"Our mission is 'expanding the light of Christ,' so we want to be really intentional about about doing that with these funds that are freed up," Kelley said.
Lakewood is a neighborhood church, three-tenths of a mile or so from McCain Boulevard; it's easy to miss it if you're not looking for it.
"We're not a big 'First Methodist'-type church that's on the highway or on the main drag. You kind of have to know that we're back here," Godwin said.
Although some congregations have opted to sever ties with the denomination, Lakewood has never wavered.
"We're committed to United Methodism," Kelley said.
Founded in 1955, Lakewood flourished for decades. But, like many other congregations, its numbers have fallen somewhat as the nation's population ages and churchgoing rates decline.
Between 2000 and 2020, median attendance at the nation's churches fell more than 50% -- from 137 to 65, according to the Hartford Institute for Religion Research's 2020 Faith Communities Today survey.
At Lakewood, the decline was less dramatic, with average Sunday attendance dropping from 530 in 2004 to 399 in 2019.

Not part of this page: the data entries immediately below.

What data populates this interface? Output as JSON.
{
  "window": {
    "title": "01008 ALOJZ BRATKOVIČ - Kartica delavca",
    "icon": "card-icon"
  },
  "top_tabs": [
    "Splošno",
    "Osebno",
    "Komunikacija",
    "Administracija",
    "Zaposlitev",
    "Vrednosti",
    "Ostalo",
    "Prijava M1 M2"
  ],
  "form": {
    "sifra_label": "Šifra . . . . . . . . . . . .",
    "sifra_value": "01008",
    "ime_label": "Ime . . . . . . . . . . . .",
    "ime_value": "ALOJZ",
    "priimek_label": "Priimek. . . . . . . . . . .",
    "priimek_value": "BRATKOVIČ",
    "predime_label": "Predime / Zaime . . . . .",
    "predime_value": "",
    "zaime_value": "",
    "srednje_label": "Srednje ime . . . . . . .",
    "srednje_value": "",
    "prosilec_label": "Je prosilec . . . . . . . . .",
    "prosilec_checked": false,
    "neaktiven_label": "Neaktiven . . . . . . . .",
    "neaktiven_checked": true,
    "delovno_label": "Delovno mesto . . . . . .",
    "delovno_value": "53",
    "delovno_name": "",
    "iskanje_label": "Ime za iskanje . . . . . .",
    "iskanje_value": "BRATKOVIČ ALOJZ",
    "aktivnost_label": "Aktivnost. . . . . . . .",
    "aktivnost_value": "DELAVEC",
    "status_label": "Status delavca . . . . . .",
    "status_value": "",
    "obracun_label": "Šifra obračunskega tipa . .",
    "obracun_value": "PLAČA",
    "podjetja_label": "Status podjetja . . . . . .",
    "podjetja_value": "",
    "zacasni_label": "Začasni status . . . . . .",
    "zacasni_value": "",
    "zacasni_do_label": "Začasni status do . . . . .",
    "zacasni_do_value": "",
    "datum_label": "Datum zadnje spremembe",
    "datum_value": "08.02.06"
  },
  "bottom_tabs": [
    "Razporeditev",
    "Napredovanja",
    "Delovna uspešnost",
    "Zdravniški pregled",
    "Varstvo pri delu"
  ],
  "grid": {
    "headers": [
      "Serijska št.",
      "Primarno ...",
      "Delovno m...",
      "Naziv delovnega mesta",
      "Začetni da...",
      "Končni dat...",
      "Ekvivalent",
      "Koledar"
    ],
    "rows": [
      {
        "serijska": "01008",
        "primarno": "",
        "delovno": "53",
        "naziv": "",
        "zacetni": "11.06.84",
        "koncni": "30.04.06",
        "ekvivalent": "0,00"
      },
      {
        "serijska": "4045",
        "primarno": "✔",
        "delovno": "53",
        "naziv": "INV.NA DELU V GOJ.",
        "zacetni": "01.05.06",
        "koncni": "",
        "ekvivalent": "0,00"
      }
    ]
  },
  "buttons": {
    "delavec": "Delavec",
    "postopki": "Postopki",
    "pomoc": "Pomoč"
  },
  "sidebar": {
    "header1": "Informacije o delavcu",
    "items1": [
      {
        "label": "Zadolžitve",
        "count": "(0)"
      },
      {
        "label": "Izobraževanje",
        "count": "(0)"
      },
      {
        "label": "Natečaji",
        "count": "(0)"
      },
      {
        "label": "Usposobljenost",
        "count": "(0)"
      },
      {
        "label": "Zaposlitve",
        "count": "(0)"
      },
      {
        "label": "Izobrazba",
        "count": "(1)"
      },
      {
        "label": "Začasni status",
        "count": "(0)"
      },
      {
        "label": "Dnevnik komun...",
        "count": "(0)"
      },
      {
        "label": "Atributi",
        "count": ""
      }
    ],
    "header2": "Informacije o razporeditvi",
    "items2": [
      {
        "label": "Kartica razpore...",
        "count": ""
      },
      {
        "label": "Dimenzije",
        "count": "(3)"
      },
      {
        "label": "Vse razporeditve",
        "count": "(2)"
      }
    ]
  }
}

When covid hit, however, the bottom fell out. Average attendance in 2021 was 198. Since then, the trajectory has been encouraging, with in-person attendance of 223 in 2022 and 261 through the first eight months of 2023. When online attendance is included, that figure rises to almost 300.
Of the state's roughly 500 United Methodist congregations, it's probably one of the 10 or 15 largest.
"We're not quite back to where we were, but there's an excitement in our church that I have not ever seen in my lifetime going on right now," Godwin said. "We're all hopeful that many people will be led to come try us out and to join and be a part of our membership and our family."
Over the years, Lakewood has been involved in a number of efforts to aid the less fortunate. It helps feed the hungry, cooking meals for the homeless, donating groceries to the Gardner Food Pantry, distributing backpacks of food to school-aged children and raising funds for the Arkansas Rice Depot.
As a participant in Family Promise, it has provided temporary housing for homeless families. It also helped launch the Ozark Mission Project, a summer camp for teens who want to serve Arkansans with physical or financial challenges.
Some members were skeptical that a David-sized congregation could conquer a Goliath-sized debt.
"I prayed [and] gave, but it just seemed insurmountable," Kehler said.
Ultimately, she said, people's prayers were answered.
"We were faithful, and there must have been enough who believed," she said. "You know, faith the size of a mustard seed, they say, is all it takes."